At last, they reached the giant herdsman’s home and carefully set aside the Glaive of Light where none could reach it. And Culhwch found that the men had come, and the oxen been loaned, and the fields had been tilled, the wheat and flax grown, the bread baked and the head-dress woven, all with the aid of his friends.
Next morning early the band of seven set out to find Mabon. They went first to the Blackbird of Cilgwri who told them that he knew nothing of their quest but directed them to the Stag of Redynfr who was far older than him. The Stag said he too knew nothing of Mabon but told them to visit the Owl of Cawlwyd, who was older still than he and might be able to help them. The Owl again knew not of their quest but directed them to the Eagle Gwern Abwy, who was even older than he. The Eagle had heard of Mabon and he, at last, directed them on to find the Salmon of Llyn Llyw where they would find good help. The Salmon knew Mabon and he took Cai and Gwrhyr on his shoulders to the castle where Mabon lay in his prison. Cai fought the guards and freed Mabon and brought him back with them.
Mabon led them on the Faerie hunt with the faerie hound after jet-black witch and the great boar. And Twrch Trwyth led them a long chase across Ireland and Cornwall until eventually they overcame him. They took the razor and the comb and the scissors from Twrch Trwyth and drove him into the sea, since when none has heard of him again, or anyroad not for certain.
The band of friends returned at last to Yspaddaden’s castle, bearing the Hallows. The giant watched as they brought up each one to show him and finally he smiled the smile of satisfaction and said
“Now then, my heroes bold. Bring forth the blood of the jet black witch and wash my hair. Comb me with the fairy comb and trim my hair for me, son-in-law. Then I will be shaved as I commanded with the razor from between the tusks of Twrch Trwyth.”
And so it was done. Yspaddaden was bathed and combed, trimmed and shaved according to his wishes, ready for the wedding. Then out from the chest where he had hidden away came Goreu, Yspaddaden’s nephew and the son of the giant herdsman, Custennin. And Culhwch gave into his hand the Glaive of Light whereupon Yspaddaden bowed down his head and Goreu cut it off.

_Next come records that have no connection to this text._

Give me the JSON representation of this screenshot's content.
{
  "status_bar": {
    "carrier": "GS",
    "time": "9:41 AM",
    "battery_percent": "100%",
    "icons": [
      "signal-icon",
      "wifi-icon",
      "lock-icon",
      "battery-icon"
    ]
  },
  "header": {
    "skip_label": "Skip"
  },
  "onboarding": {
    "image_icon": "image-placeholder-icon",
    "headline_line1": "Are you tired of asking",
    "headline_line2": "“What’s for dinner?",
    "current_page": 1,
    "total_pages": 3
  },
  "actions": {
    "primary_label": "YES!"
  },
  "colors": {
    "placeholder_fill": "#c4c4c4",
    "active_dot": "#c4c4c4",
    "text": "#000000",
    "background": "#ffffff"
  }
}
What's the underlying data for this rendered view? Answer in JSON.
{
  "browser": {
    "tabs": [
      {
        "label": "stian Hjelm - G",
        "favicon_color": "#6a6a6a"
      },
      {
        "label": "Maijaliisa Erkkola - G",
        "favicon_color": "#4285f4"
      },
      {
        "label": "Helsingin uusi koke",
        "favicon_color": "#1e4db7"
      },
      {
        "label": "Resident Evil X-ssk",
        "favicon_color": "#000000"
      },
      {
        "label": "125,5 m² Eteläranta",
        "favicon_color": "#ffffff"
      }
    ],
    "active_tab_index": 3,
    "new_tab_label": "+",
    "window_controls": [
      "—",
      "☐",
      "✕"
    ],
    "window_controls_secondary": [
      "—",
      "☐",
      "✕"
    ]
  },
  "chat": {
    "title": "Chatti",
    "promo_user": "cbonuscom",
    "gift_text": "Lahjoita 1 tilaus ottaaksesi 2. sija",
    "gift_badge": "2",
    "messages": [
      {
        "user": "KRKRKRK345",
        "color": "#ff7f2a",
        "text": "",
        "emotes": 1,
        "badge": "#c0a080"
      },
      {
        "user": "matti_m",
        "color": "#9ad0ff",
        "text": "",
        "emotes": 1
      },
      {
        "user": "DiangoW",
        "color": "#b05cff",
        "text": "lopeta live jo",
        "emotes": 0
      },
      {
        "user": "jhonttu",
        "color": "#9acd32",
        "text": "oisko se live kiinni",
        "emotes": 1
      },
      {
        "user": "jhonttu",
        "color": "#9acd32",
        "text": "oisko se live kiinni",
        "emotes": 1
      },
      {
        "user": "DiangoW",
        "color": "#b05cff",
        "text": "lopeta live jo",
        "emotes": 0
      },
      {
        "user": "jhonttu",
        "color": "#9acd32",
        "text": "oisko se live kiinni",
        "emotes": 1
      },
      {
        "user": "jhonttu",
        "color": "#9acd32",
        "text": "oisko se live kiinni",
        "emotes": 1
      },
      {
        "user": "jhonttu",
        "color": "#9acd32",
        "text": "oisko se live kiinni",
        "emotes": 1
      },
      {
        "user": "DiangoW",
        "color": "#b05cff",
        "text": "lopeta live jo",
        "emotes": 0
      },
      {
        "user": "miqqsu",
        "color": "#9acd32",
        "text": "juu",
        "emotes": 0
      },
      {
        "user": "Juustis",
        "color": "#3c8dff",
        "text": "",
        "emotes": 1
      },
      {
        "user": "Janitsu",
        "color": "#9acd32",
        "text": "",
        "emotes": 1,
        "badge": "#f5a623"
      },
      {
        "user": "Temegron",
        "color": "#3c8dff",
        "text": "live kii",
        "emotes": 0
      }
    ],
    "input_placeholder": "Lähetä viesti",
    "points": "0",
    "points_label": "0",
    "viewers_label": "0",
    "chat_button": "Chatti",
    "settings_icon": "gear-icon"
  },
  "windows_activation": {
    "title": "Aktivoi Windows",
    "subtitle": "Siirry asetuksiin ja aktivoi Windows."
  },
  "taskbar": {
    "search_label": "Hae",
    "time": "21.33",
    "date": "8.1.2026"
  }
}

They feasted then, long after Culhwch bedded Olwen, and Summer followed Spring as it has done since the sun first rose into the sky.
copyright Elen Sentier: all rights reserved